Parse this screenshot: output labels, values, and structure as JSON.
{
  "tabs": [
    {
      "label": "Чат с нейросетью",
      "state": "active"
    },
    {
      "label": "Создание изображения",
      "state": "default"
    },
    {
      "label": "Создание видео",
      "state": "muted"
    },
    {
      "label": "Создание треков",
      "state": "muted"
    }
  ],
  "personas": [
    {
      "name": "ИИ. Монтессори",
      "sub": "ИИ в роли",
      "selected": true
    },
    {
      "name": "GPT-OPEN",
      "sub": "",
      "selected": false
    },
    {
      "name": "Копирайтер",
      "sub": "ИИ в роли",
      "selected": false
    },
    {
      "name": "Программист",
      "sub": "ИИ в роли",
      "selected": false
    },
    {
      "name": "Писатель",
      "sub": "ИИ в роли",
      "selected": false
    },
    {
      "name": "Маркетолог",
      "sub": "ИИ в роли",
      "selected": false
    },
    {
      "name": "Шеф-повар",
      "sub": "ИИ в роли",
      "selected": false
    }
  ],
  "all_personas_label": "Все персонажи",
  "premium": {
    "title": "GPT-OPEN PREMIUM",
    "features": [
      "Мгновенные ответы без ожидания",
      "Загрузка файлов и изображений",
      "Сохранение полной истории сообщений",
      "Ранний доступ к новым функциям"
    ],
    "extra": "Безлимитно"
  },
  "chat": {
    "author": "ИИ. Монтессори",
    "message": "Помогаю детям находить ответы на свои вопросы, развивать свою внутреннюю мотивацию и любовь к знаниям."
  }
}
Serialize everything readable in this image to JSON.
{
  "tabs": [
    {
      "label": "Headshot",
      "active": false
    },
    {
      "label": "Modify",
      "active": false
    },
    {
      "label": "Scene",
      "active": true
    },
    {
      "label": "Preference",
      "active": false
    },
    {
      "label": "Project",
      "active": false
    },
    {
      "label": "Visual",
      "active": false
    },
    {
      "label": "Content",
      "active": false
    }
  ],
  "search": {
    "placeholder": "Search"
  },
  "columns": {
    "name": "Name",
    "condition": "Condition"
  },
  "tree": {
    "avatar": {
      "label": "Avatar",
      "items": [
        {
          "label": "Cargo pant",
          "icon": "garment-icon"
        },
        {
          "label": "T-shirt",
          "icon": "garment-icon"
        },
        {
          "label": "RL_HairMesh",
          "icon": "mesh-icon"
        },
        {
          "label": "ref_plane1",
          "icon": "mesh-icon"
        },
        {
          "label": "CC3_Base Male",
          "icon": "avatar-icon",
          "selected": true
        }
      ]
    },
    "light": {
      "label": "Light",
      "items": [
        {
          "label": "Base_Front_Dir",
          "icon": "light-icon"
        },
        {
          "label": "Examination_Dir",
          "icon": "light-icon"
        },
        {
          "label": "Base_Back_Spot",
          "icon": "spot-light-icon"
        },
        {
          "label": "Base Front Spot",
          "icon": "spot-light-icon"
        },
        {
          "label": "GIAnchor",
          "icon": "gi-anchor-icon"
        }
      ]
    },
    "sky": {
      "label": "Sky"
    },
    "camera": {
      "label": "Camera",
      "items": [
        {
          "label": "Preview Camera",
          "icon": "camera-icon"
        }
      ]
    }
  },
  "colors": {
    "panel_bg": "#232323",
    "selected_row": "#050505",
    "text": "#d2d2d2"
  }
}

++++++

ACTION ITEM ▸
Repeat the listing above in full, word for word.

WRITTEN SOLUTION ▸
Parse this screenshot: output labels, values, and structure as JSON.
{
  "tabs": [
    {
      "label": "Чат с нейросетью",
      "state": "active"
    },
    {
      "label": "Создание изображения",
      "state": "default"
    },
    {
      "label": "Создание видео",
      "state": "muted"
    },
    {
      "label": "Создание треков",
      "state": "muted"
    }
  ],
  "personas": [
    {
      "name": "ИИ. Монтессори",
      "sub": "ИИ в роли",
      "selected": true
    },
    {
      "name": "GPT-OPEN",
      "sub": "",
      "selected": false
    },
    {
      "name": "Копирайтер",
      "sub": "ИИ в роли",
      "selected": false
    },
    {
      "name": "Программист",
      "sub": "ИИ в роли",
      "selected": false
    },
    {
      "name": "Писатель",
      "sub": "ИИ в роли",
      "selected": false
    },
    {
      "name": "Маркетолог",
      "sub": "ИИ в роли",
      "selected": false
    },
    {
      "name": "Шеф-повар",
      "sub": "ИИ в роли",
      "selected": false
    }
  ],
  "all_personas_label": "Все персонажи",
  "premium": {
    "title": "GPT-OPEN PREMIUM",
    "features": [
      "Мгновенные ответы без ожидания",
      "Загрузка файлов и изображений",
      "Сохранение полной истории сообщений",
      "Ранний доступ к новым функциям"
    ],
    "extra": "Безлимитно"
  },
  "chat": {
    "author": "ИИ. Монтессори",
    "message": "Помогаю детям находить ответы на свои вопросы, развивать свою внутреннюю мотивацию и любовь к знаниям."
  }
}
Serialize everything readable in this image to JSON.
{
  "tabs": [
    {
      "label": "Headshot",
      "active": false
    },
    {
      "label": "Modify",
      "active": false
    },
    {
      "label": "Scene",
      "active": true
    },
    {
      "label": "Preference",
      "active": false
    },
    {
      "label": "Project",
      "active": false
    },
    {
      "label": "Visual",
      "active": false
    },
    {
      "label": "Content",
      "active": false
    }
  ],
  "search": {
    "placeholder": "Search"
  },
  "columns": {
    "name": "Name",
    "condition": "Condition"
  },
  "tree": {
    "avatar": {
      "label": "Avatar",
      "items": [
        {
          "label": "Cargo pant",
          "icon": "garment-icon"
        },
        {
          "label": "T-shirt",
          "icon": "garment-icon"
        },
        {
          "label": "RL_HairMesh",
          "icon": "mesh-icon"
        },
        {
          "label": "ref_plane1",
          "icon": "mesh-icon"
        },
        {
          "label": "CC3_Base Male",
          "icon": "avatar-icon",
          "selected": true
        }
      ]
    },
    "light": {
      "label": "Light",
      "items": [
        {
          "label": "Base_Front_Dir",
          "icon": "light-icon"
        },
        {
          "label": "Examination_Dir",
          "icon": "light-icon"
        },
        {
          "label": "Base_Back_Spot",
          "icon": "spot-light-icon"
        },
        {
          "label": "Base Front Spot",
          "icon": "spot-light-icon"
        },
        {
          "label": "GIAnchor",
          "icon": "gi-anchor-icon"
        }
      ]
    },
    "sky": {
      "label": "Sky"
    },
    "camera": {
      "label": "Camera",
      "items": [
        {
          "label": "Preview Camera",
          "icon": "camera-icon"
        }
      ]
    }
  },
  "colors": {
    "panel_bg": "#232323",
    "selected_row": "#050505",
    "text": "#d2d2d2"
  }
}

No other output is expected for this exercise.